Data privacy is an increasing concern in modern enterprises, especially as more and more of our data is moved from paper to digital mediums. Many companies have turned towards leading ERP systems, such as SAP, to assist in organizing and protecting their personal information. But that is not where they should stop.
With how big of a concern data privacy is, organizations should never stop questioning their data privacy, even in SAP. Here are three questions you should consider:
Do you have the required tools and techniques?
SAP and other ERP systems are tools to help protect your sensitive data, but that’s not where you should stop. SAP offers multiple add-ons and methods to further protect your data, as well as other features. These tools can add an extra layer of protection to your data using a variety of techniques, or even go as far as to automate your controls to ensure compliance with export regulations.

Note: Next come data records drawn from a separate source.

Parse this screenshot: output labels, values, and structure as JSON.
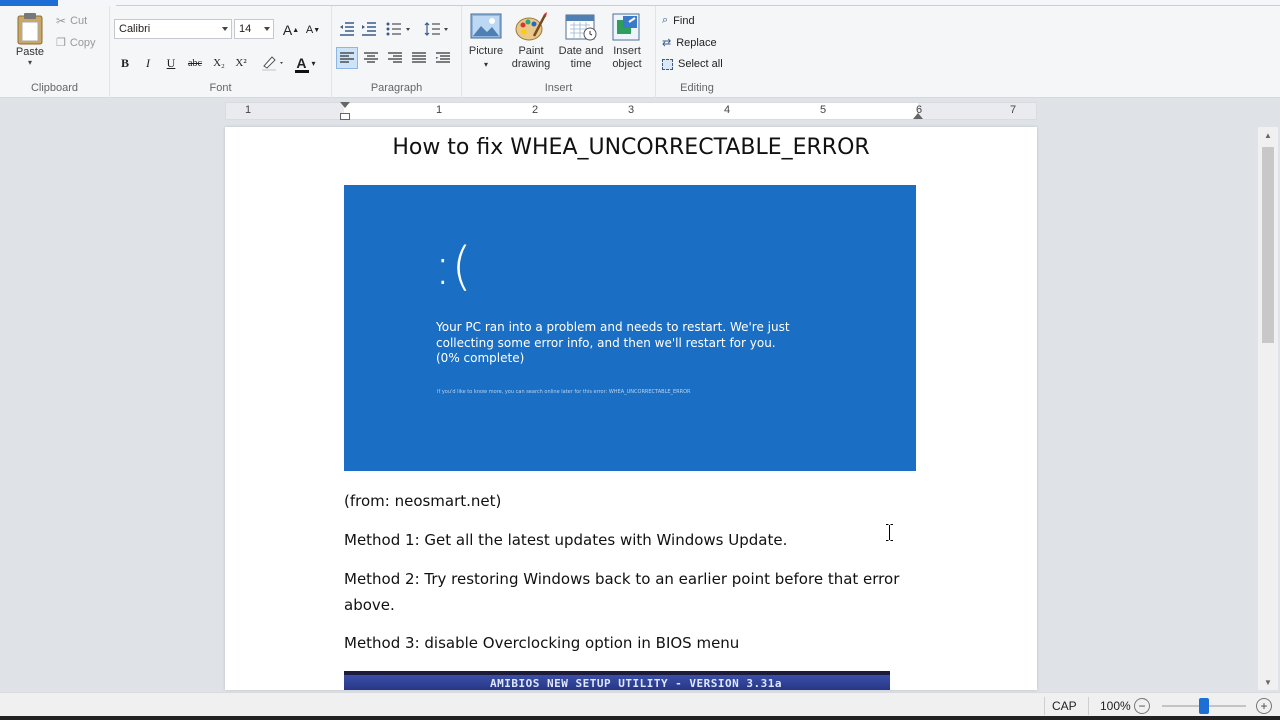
{
  "ribbon": {
    "clipboard": {
      "label": "Clipboard",
      "paste": "Paste",
      "cut": "Cut",
      "copy": "Copy"
    },
    "font": {
      "label": "Font",
      "family": "Calibri",
      "size": "14",
      "bold": "B",
      "italic": "I",
      "underline": "U",
      "strike": "abc",
      "subscript": "X₂",
      "superscript": "X²",
      "font_color_glyph": "A",
      "grow_glyph": "A",
      "shrink_glyph": "A"
    },
    "paragraph": {
      "label": "Paragraph"
    },
    "insert": {
      "label": "Insert",
      "picture": "Picture",
      "paint_drawing_1": "Paint",
      "paint_drawing_2": "drawing",
      "date_time_1": "Date and",
      "date_time_2": "time",
      "insert_object_1": "Insert",
      "insert_object_2": "object"
    },
    "editing": {
      "label": "Editing",
      "find": "Find",
      "replace": "Replace",
      "select_all": "Select all"
    }
  },
  "ruler": {
    "numbers": [
      "1",
      "1",
      "2",
      "3",
      "4",
      "5",
      "6",
      "7"
    ]
  },
  "document": {
    "title": "How to fix WHEA_UNCORRECTABLE_ERROR",
    "bsod": {
      "face": ":(",
      "message": "Your PC ran into a problem and needs to restart. We're just collecting some error info, and then we'll restart for you. (0% complete)",
      "stop_line": "If you'd like to know more, you can search online later for this error: WHEA_UNCORRECTABLE_ERROR"
    },
    "paragraphs": [
      "(from: neosmart.net)",
      "Method 1: Get all the latest updates with Windows Update.",
      "Method 2: Try restoring Windows back to an earlier point before that error above.",
      "Method 3: disable Overclocking option in BIOS menu"
    ],
    "bios_banner": "AMIBIOS NEW SETUP UTILITY - VERSION 3.31a"
  },
  "statusbar": {
    "caps": "CAP",
    "zoom": "100%",
    "zoom_out": "−",
    "zoom_in": "+",
    "zoom_level": 0.5
  },
  "colors": {
    "accent": "#1d6fd6",
    "bsod_blue": "#1a6fc4",
    "ribbon_bg": "#f5f6f7"
  }
}
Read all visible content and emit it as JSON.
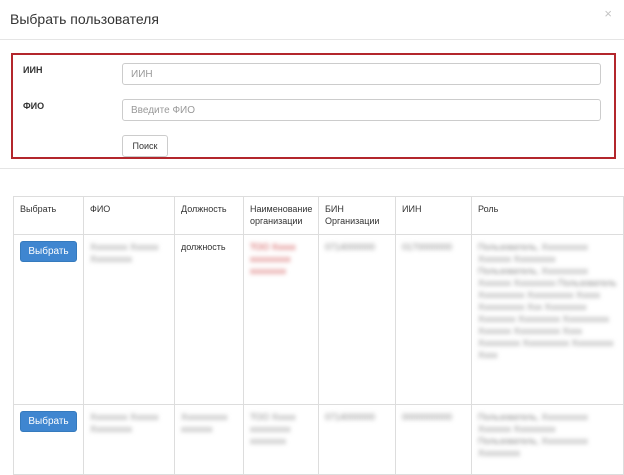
{
  "modal": {
    "title": "Выбрать пользователя",
    "close_glyph": "×"
  },
  "search": {
    "iin_label": "ИИН",
    "iin_placeholder": "ИИН",
    "fio_label": "ФИО",
    "fio_placeholder": "Введите ФИО",
    "search_button": "Поиск"
  },
  "table": {
    "headers": [
      "Выбрать",
      "ФИО",
      "Должность",
      "Наименование организации",
      "БИН Организации",
      "ИИН",
      "Роль"
    ],
    "rows": [
      {
        "select_label": "Выбрать",
        "fio": "Xxxxxxxx Xxxxxx Xxxxxxxxx",
        "position": "должность",
        "org": "ТОО Xxxxx xxxxxxxxx xxxxxxxx",
        "bin": "0714000000",
        "iin": "0170000000",
        "role": "Пользователь, Xxxxxxxxxx Xxxxxxx Xxxxxxxxx Пользователь, Xxxxxxxxxx Xxxxxxx Xxxxxxxxx Пользователь Xxxxxxxxxx Xxxxxxxxxx Xxxxx Xxxxxxxxxx Xxx Xxxxxxxxx Xxxxxxxx Xxxxxxxxx Xxxxxxxxxx Xxxxxxx Xxxxxxxxxx Xxxx Xxxxxxxxx Xxxxxxxxxx Xxxxxxxxx Xxxx"
      },
      {
        "select_label": "Выбрать",
        "fio": "Xxxxxxxx Xxxxxx Xxxxxxxxx",
        "position": "Xxxxxxxxxx xxxxxxx",
        "org": "ТОО Xxxxx xxxxxxxxx xxxxxxxx",
        "bin": "0714000000",
        "iin": "0000000000",
        "role": "Пользователь, Xxxxxxxxxx Xxxxxxx Xxxxxxxxx Пользователь, Xxxxxxxxxx Xxxxxxxxx"
      }
    ]
  }
}
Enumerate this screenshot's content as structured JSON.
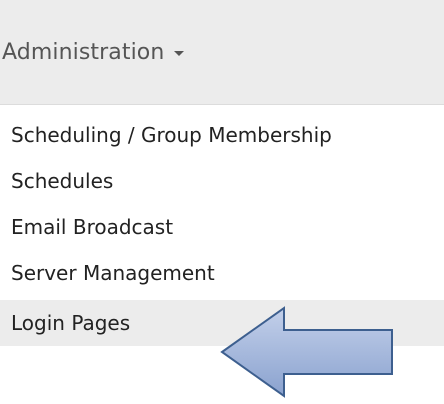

Think of your ERP system as a toolbox with every additional piece of software as another tool to increase your data privacy. This metaphorical toolbox can then be used to solve additional problems related to data privacy such as compliance, secure collaboration, and audit automation.
Does my Data Protection apply both internally and externally?
Protecting your data from potential hackers and antagonistic forces is what most people think of when they visualize cybersecurity. But in reality, a large number of data breaches come from internal forces. According to Statista, around 18 million data breaches were seen by internet users globally in the first quarter of 2022.
Quality data privacy tools must be able to protect your company assets from internal threats, on top of external ones. Many companies already do this at some level, such as Role-Based Access Control, in which users must be assigned a certain role before they can access a file. Attribute-Based Access Control takes this a step further, by using a combination of attributes, such as location, time, and device, to dictate what actions can be taken with a file.
What does it take to have SAP data comply with data protection regulations?
As I mentioned, SAP has many tools that offer automated compliance solutions. They accomplish this by fully blocking some actions based on policies set by an administrator.
For example, if a US employee were trying to send a file internationally to a partner in Europe, they would be stopped by automated controls if the file were not compliant with ITAR. These policies do not only apply to the transfer of files. They can also dictate who can and cannot, view, access, and edit data. This practice is meant to prevent unauthorized employees from having shared access to data from other branches of an organization.
In conclusion, you should never stop working on your data privacy, as companies continue to innovate cybersecurity, more and more flaws in current systems will be exposed. You should always question, research, and improve on your current data privacy practices.